|Filed Under:||Entertainment / Books|
|Posts on Regator:||4492|
|Posts / Week:||16.5|
|Archived Since:||March 9, 2008|
Edgar Award-winning author Naomi Hirahara published her first Mas Arai mystery in 2004; the series starring the Japanese American gardener and crime solver is now on its fifth novel, "Strawberry Yellow." She visited our video booth at the L.A. Times Festival of Books to talk with staff writer Carolyn Kellogg about the character and its connection to her heritage.
Universal Studios in Hollywood will raze the 41-year-old Gibson Amphitheatre to make way for its coming Harry Potter attraction, the Wizarding World of Harry Potter. Like the Wizarding World in Orlando, the Hollywood Harry Potter will be a theme park based on J.K. Rowling's "Harry Potter" books and the films made from them.

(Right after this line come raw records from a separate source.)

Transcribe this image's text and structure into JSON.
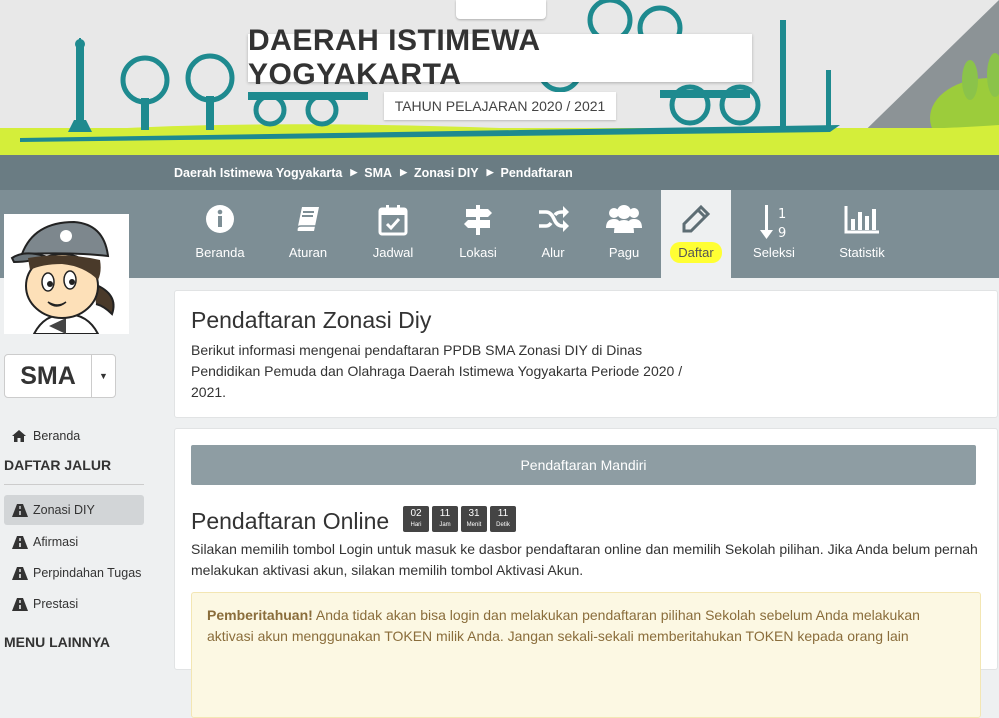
{
  "banner": {
    "title": "DAERAH ISTIMEWA YOGYAKARTA",
    "subtitle": "TAHUN PELAJARAN 2020 / 2021"
  },
  "breadcrumb": [
    "Daerah Istimewa Yogyakarta",
    "SMA",
    "Zonasi DIY",
    "Pendaftaran"
  ],
  "nav": [
    {
      "label": "Beranda",
      "icon": "info-icon"
    },
    {
      "label": "Aturan",
      "icon": "book-icon"
    },
    {
      "label": "Jadwal",
      "icon": "calendar-check-icon"
    },
    {
      "label": "Lokasi",
      "icon": "signpost-icon"
    },
    {
      "label": "Alur",
      "icon": "shuffle-icon"
    },
    {
      "label": "Pagu",
      "icon": "users-icon"
    },
    {
      "label": "Daftar",
      "icon": "pencil-icon",
      "active": true
    },
    {
      "label": "Seleksi",
      "icon": "sort-numeric-icon"
    },
    {
      "label": "Statistik",
      "icon": "bar-chart-icon"
    }
  ],
  "sidebar": {
    "level": "SMA",
    "home": "Beranda",
    "section1": "DAFTAR JALUR",
    "jalur": [
      "Zonasi DIY",
      "Afirmasi",
      "Perpindahan Tugas",
      "Prestasi"
    ],
    "section2": "MENU LAINNYA"
  },
  "main": {
    "title": "Pendaftaran Zonasi Diy",
    "description": "Berikut informasi mengenai pendaftaran PPDB SMA Zonasi DIY di Dinas Pendidikan Pemuda dan Olahraga Daerah Istimewa Yogyakarta Periode 2020 / 2021.",
    "mandiri_button": "Pendaftaran Mandiri",
    "online_title": "Pendaftaran Online",
    "countdown": [
      {
        "value": "02",
        "unit": "Hari"
      },
      {
        "value": "11",
        "unit": "Jam"
      },
      {
        "value": "31",
        "unit": "Menit"
      },
      {
        "value": "11",
        "unit": "Detik"
      }
    ],
    "online_description": "Silakan memilih tombol Login untuk masuk ke dasbor pendaftaran online dan memilih Sekolah pilihan. Jika Anda belum pernah melakukan aktivasi akun, silakan memilih tombol Aktivasi Akun.",
    "notice_label": "Pemberitahuan!",
    "notice_text": " Anda tidak akan bisa login dan melakukan pendaftaran pilihan Sekolah sebelum Anda melakukan aktivasi akun menggunakan TOKEN milik Anda. Jangan sekali-sekali memberitahukan TOKEN kepada orang lain"
  },
  "colors": {
    "navbar": "#7d8e95",
    "crumbbar": "#6a7c83",
    "highlight": "#ffff33",
    "grass": "#d4ee3a",
    "banner_art": "#1e8a8f"
  }
}
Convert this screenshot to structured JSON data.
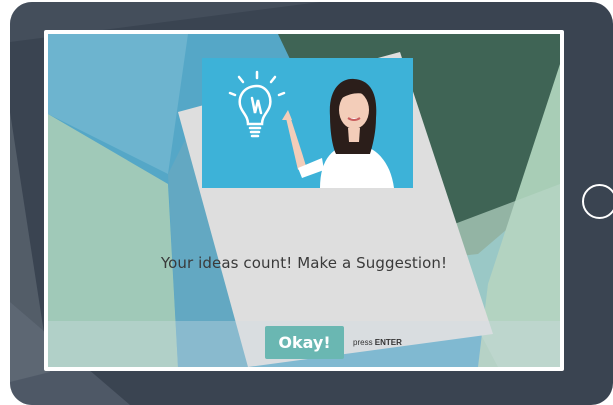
{
  "screen": {
    "message": "Your ideas count! Make a Suggestion!",
    "okay_label": "Okay!",
    "press_label": "press",
    "key_label": "ENTER"
  },
  "colors": {
    "tablet_frame": "#3a4451",
    "background_blue": "#55a7c7",
    "background_dark_green": "#3f6455",
    "background_mint": "#a8cdb6",
    "card": "#dedede",
    "button": "#6ab7b2"
  },
  "icons": {
    "hero": "lightbulb-idea-icon",
    "home": "home-button-icon"
  }
}
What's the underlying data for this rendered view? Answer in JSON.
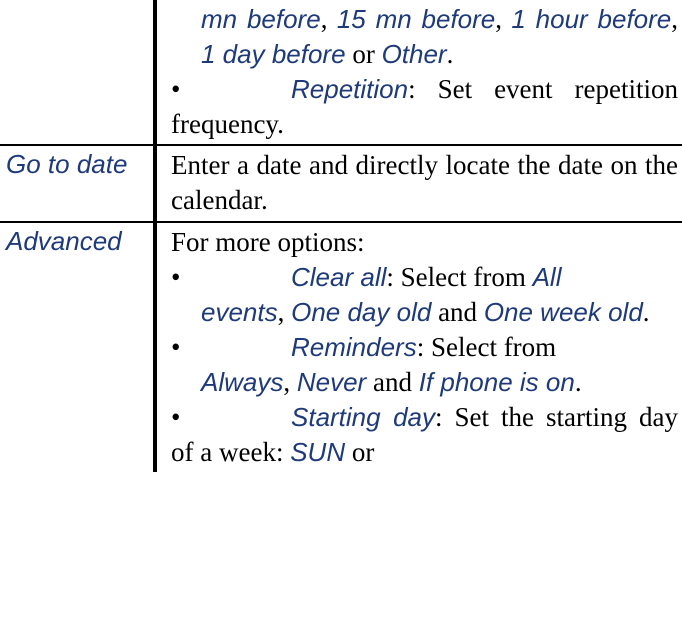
{
  "rows": {
    "r1": {
      "label": "",
      "frag_a": "mn before",
      "sep1": ", ",
      "frag_b": "15 mn before",
      "sep2": ", ",
      "frag_c": "1 hour before",
      "sep3": ", ",
      "frag_d": "1 day before",
      "or": " or ",
      "frag_e": "Other",
      "dot": ".",
      "bul2_em": "Repetition",
      "bul2_rest": ": Set event repetition frequency."
    },
    "r2": {
      "label": "Go to date",
      "text": "Enter a date and directly locate the date on the calendar."
    },
    "r3": {
      "label": "Advanced",
      "intro": "For more options:",
      "b1_em": "Clear all",
      "b1_a": ": Select from ",
      "b1_opt1": "All events",
      "b1_s1": ", ",
      "b1_opt2": "One day old",
      "b1_and": " and ",
      "b1_opt3": "One week old",
      "b1_dot": ".",
      "b2_em": "Reminders",
      "b2_a": ": Select from ",
      "b2_opt1": "Always",
      "b2_s1": ", ",
      "b2_opt2": "Never",
      "b2_and": " and ",
      "b2_opt3": "If phone is on",
      "b2_dot": ".",
      "b3_em": "Starting day",
      "b3_a": ": Set the starting day of a week: ",
      "b3_opt1": "SUN",
      "b3_or": " or"
    }
  }
}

Bestselling novelist Jonathan Evison dropped by our video booth at the L.A. Times Festival of Books to talk with L.A. Times columnist Robin Abcarian about "The Revised Fundamentals of Caregiving," his novel that has just been released in paperback.
At the Los Angeles Times Festival of Books on Sunday, I got a chance to sit down with novelist and nonfiction writer Judith Freeman to discuss the lure of Southern California as a literary landscape, and also the influence of Raymond Chandler on the city and its cultural life.
Bob Hicok is one of my favorite poets. Partly, it’s the movement of his lines, which are both conversational and utterly unexpected, almost as if he (or we) are joining a conversation that extends beyond the framework of the poem. “My...Show More Summary
Daniel Handler dropped by our video booth at the L.A. Times Festival of Books before appearing live with children's book illustrator Jon Klassen, collaborator on the new children's book "The Dark."
Janet Fitch's first novel, "White Oleander," hit big when it was picked by Oprah for her book club. Before that happened, she was just another aspiring writer in this big city.
At the L.A. Times Festival of Books, Kelly Oxford sat down with Times columnist Robin Abcarian to talk about her book “Everything Is Perfect When You're a Liar,” the Twitter star's first collection of humorous essays.
A manuscript of Truman Capote's "Breakfast at Tiffany's" is being auctioned online by R.R. Auctions this week. The manuscript includes Capote's handwritten edits, including one of the most significant: He changes the main character's name to Holly Golightly.
Take a walk in certain corners of Southern California this evening and you might find someone trying to give you a book. It will be free. And it will also be a very good book.
President Obama and all four living ex-presidents will attend the official dedication of the George W. Bush Presidential Library on Thursday on the campus of Southern Methodist University in Dallas.
Writer Jonathan Lethem took some time to join us in our secret video booth at the Los Angeles Times Festival of Books. He gave us a preview of his next novel, "Dissident Gardens," which will be coming to bookstores in September.
Behind the scenes at the L.A. Times Festival of Books, book critic David Ulin talked to Margaret Atwood about Los Angeles, literature and what it's like to write a serial novel. Atwood, who had been awarded the Innovators Prize at the L.A. Times book awards Friday night, spoke to a full crowd at the festival on Saturday.
Join us for a live video chat April 23 at 10 a.m. with Mohsin Hamid, author of the novels "How to Get Filthy Rich in Rising Asia" and "The Reluctant Fundamentalist," which was shortlisted for the 2007 Man Booker prize.
Award-winning children's author E.L. Konigsburg died Friday in Falls Church, Va., after suffering a stroke a week before, the Associated Press reported Sunday night. She was 83 years old.
Authors Melissa de la Cruz, Maureen Johnson, Katherine Marsh and Lisa McMann were confronted with difficult questions that asked them to discuss the themes in their work, examine young adult as a genre and defend whether there is anything...Show More Summary
At the "Immigrant Stories" panel at the L.A. Times Festival of Books on Sunday, authors explored their fictional works that were based on real immigration patterns that have crossed the American landscape.
In her long and illustrious career, Jamaica Kincaid has tackled many genres of literature. So best believe her when she says that her 2013 work "See Now Then" is a novel and a work of fiction. Period.